Data entries
-=-=-

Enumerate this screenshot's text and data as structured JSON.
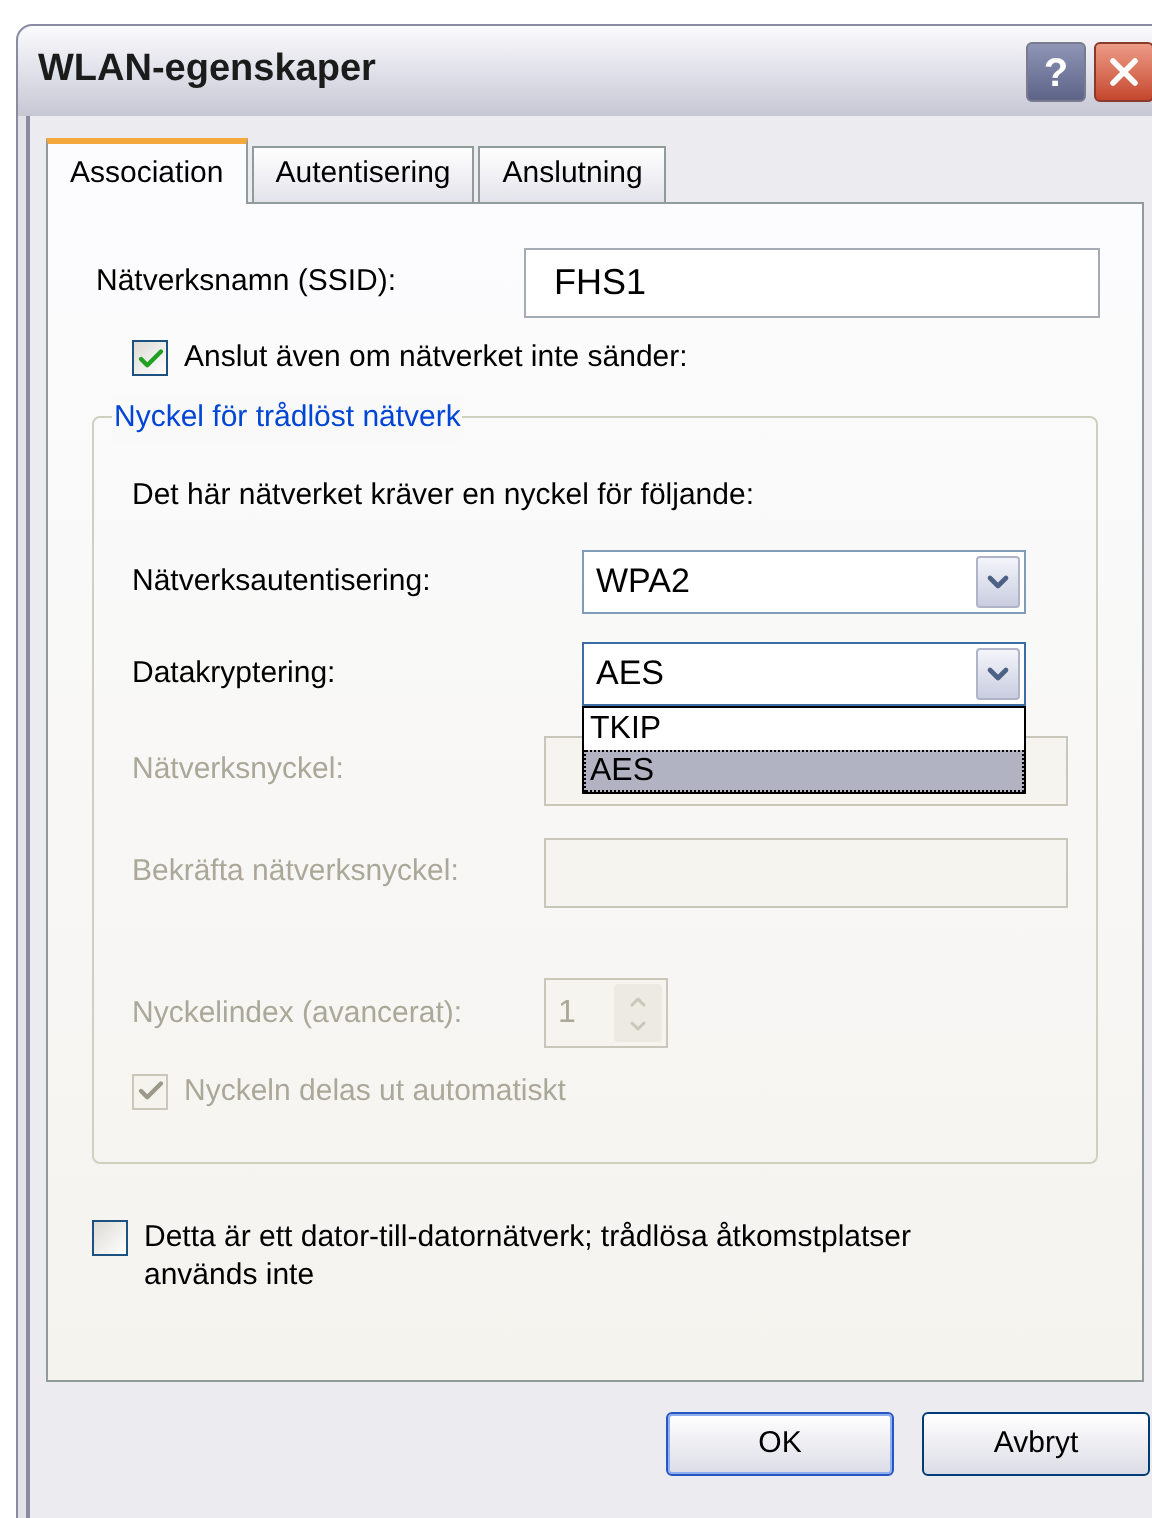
{
  "window": {
    "title": "WLAN-egenskaper"
  },
  "title_buttons": [
    {
      "kind": "help",
      "label": "?"
    },
    {
      "kind": "close"
    }
  ],
  "tabs": [
    {
      "label": "Association",
      "selected": true
    },
    {
      "label": "Autentisering",
      "selected": false
    },
    {
      "label": "Anslutning",
      "selected": false
    }
  ],
  "ssid": {
    "label": "Nätverksnamn (SSID):",
    "value": "FHS1"
  },
  "broadcast_checkbox": {
    "label": "Anslut även om nätverket inte sänder:",
    "checked": true,
    "disabled": false
  },
  "key_group": {
    "legend": "Nyckel för trådlöst nätverk",
    "description": "Det här nätverket kräver en nyckel för följande:",
    "fields": [
      {
        "kind": "select",
        "label": "Nätverksautentisering:",
        "value": "WPA2",
        "disabled": false,
        "expanded": false
      },
      {
        "kind": "select",
        "label": "Datakryptering:",
        "value": "AES",
        "disabled": false,
        "expanded": true,
        "options": [
          {
            "label": "TKIP",
            "selected": false
          },
          {
            "label": "AES",
            "selected": true
          }
        ]
      },
      {
        "kind": "text",
        "label": "Nätverksnyckel:",
        "disabled": true
      },
      {
        "kind": "text",
        "label": "Bekräfta nätverksnyckel:",
        "disabled": true
      },
      {
        "kind": "spin",
        "label": "Nyckelindex (avancerat):",
        "value": "1",
        "disabled": true
      }
    ],
    "auto_checkbox": {
      "label": "Nyckeln delas ut automatiskt",
      "checked": true,
      "disabled": true
    }
  },
  "adhoc_checkbox": {
    "label": "Detta är ett dator-till-datornätverk; trådlösa åtkomstplatser används inte",
    "checked": false,
    "disabled": false
  },
  "buttons": [
    {
      "label": "OK",
      "default": true
    },
    {
      "label": "Avbryt",
      "default": false
    }
  ]
}
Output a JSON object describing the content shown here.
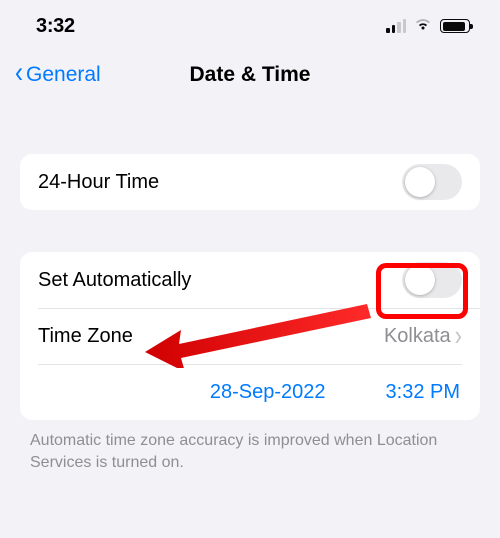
{
  "status": {
    "time": "3:32"
  },
  "nav": {
    "back_label": "General",
    "title": "Date & Time"
  },
  "group1": {
    "row0": {
      "label": "24-Hour Time",
      "toggle": false
    }
  },
  "group2": {
    "row0": {
      "label": "Set Automatically",
      "toggle": false
    },
    "row1": {
      "label": "Time Zone",
      "value": "Kolkata"
    },
    "row2": {
      "date": "28-Sep-2022",
      "time": "3:32 PM"
    }
  },
  "footer": "Automatic time zone accuracy is improved when Location Services is turned on.",
  "colors": {
    "accent": "#007aff",
    "annotation": "#ff0000"
  }
}
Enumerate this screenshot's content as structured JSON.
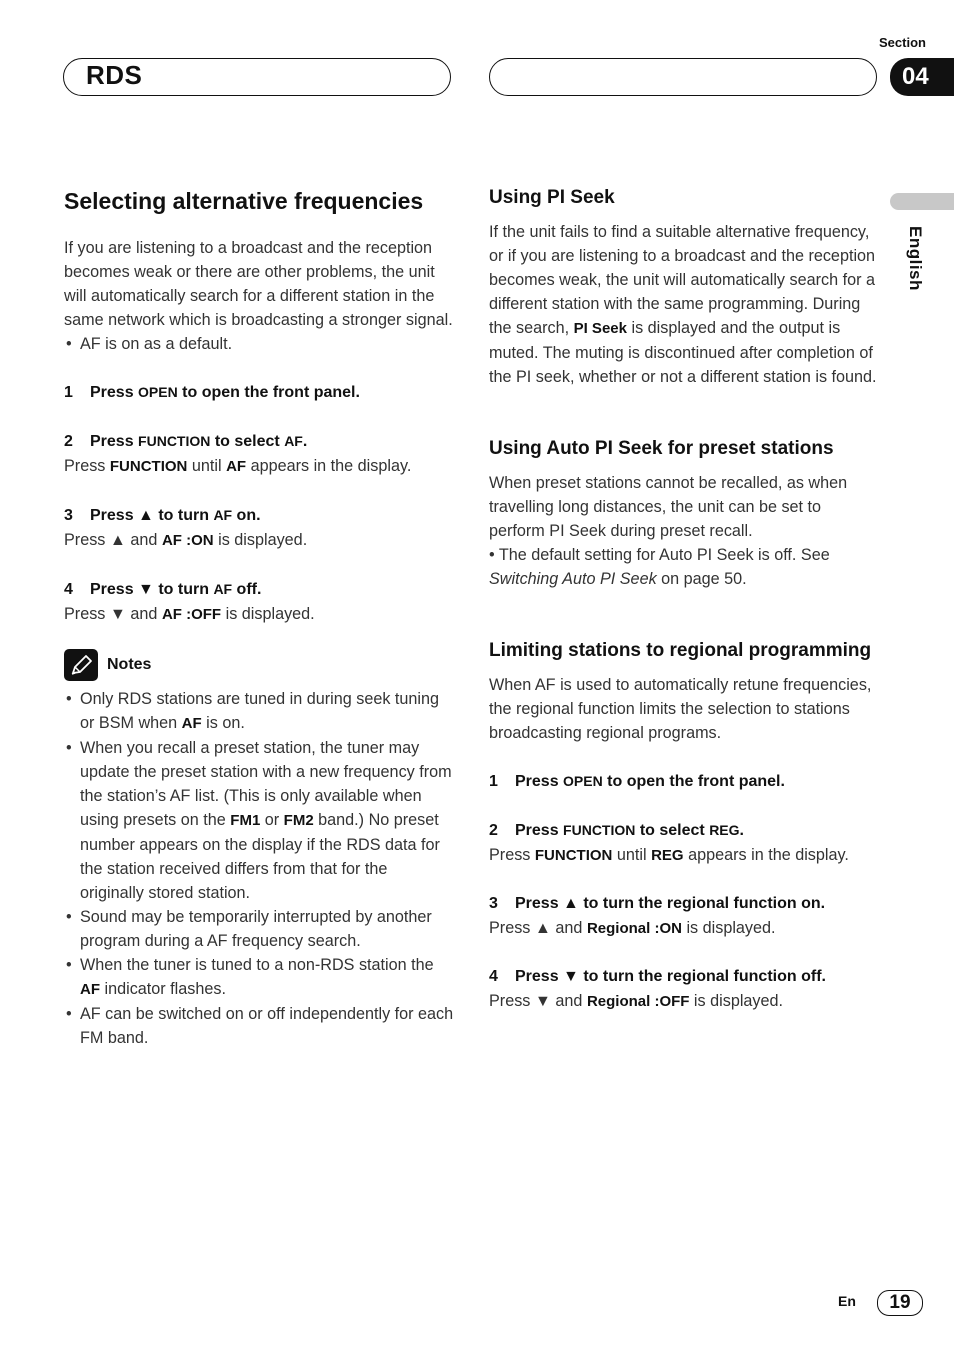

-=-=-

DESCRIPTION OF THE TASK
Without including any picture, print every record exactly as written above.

OUTPUT OF THE TASK
Enumerate this screenshot's text and data as structured JSON.
{
  "window": {
    "title": "WLAN-egenskaper"
  },
  "title_buttons": [
    {
      "kind": "help",
      "label": "?"
    },
    {
      "kind": "close"
    }
  ],
  "tabs": [
    {
      "label": "Association",
      "selected": true
    },
    {
      "label": "Autentisering",
      "selected": false
    },
    {
      "label": "Anslutning",
      "selected": false
    }
  ],
  "ssid": {
    "label": "Nätverksnamn (SSID):",
    "value": "FHS1"
  },
  "broadcast_checkbox": {
    "label": "Anslut även om nätverket inte sänder:",
    "checked": true,
    "disabled": false
  },
  "key_group": {
    "legend": "Nyckel för trådlöst nätverk",
    "description": "Det här nätverket kräver en nyckel för följande:",
    "fields": [
      {
        "kind": "select",
        "label": "Nätverksautentisering:",
        "value": "WPA2",
        "disabled": false,
        "expanded": false
      },
      {
        "kind": "select",
        "label": "Datakryptering:",
        "value": "AES",
        "disabled": false,
        "expanded": true,
        "options": [
          {
            "label": "TKIP",
            "selected": false
          },
          {
            "label": "AES",
            "selected": true
          }
        ]
      },
      {
        "kind": "text",
        "label": "Nätverksnyckel:",
        "disabled": true
      },
      {
        "kind": "text",
        "label": "Bekräfta nätverksnyckel:",
        "disabled": true
      },
      {
        "kind": "spin",
        "label": "Nyckelindex (avancerat):",
        "value": "1",
        "disabled": true
      }
    ],
    "auto_checkbox": {
      "label": "Nyckeln delas ut automatiskt",
      "checked": true,
      "disabled": true
    }
  },
  "adhoc_checkbox": {
    "label": "Detta är ett dator-till-datornätverk; trådlösa åtkomstplatser används inte",
    "checked": false,
    "disabled": false
  },
  "buttons": [
    {
      "label": "OK",
      "default": true
    },
    {
      "label": "Avbryt",
      "default": false
    }
  ]
}
Output a JSON object describing the content shown here.
{
  "status": {
    "time": "3:32"
  },
  "nav": {
    "back_label": "General",
    "title": "Date & Time"
  },
  "group1": {
    "row0": {
      "label": "24-Hour Time",
      "toggle": false
    }
  },
  "group2": {
    "row0": {
      "label": "Set Automatically",
      "toggle": false
    },
    "row1": {
      "label": "Time Zone",
      "value": "Kolkata"
    },
    "row2": {
      "date": "28-Sep-2022",
      "time": "3:32 PM"
    }
  },
  "footer": "Automatic time zone accuracy is improved when Location Services is turned on.",
  "colors": {
    "accent": "#007aff",
    "annotation": "#ff0000"
  }
}
Enumerate this screenshot's content as structured JSON.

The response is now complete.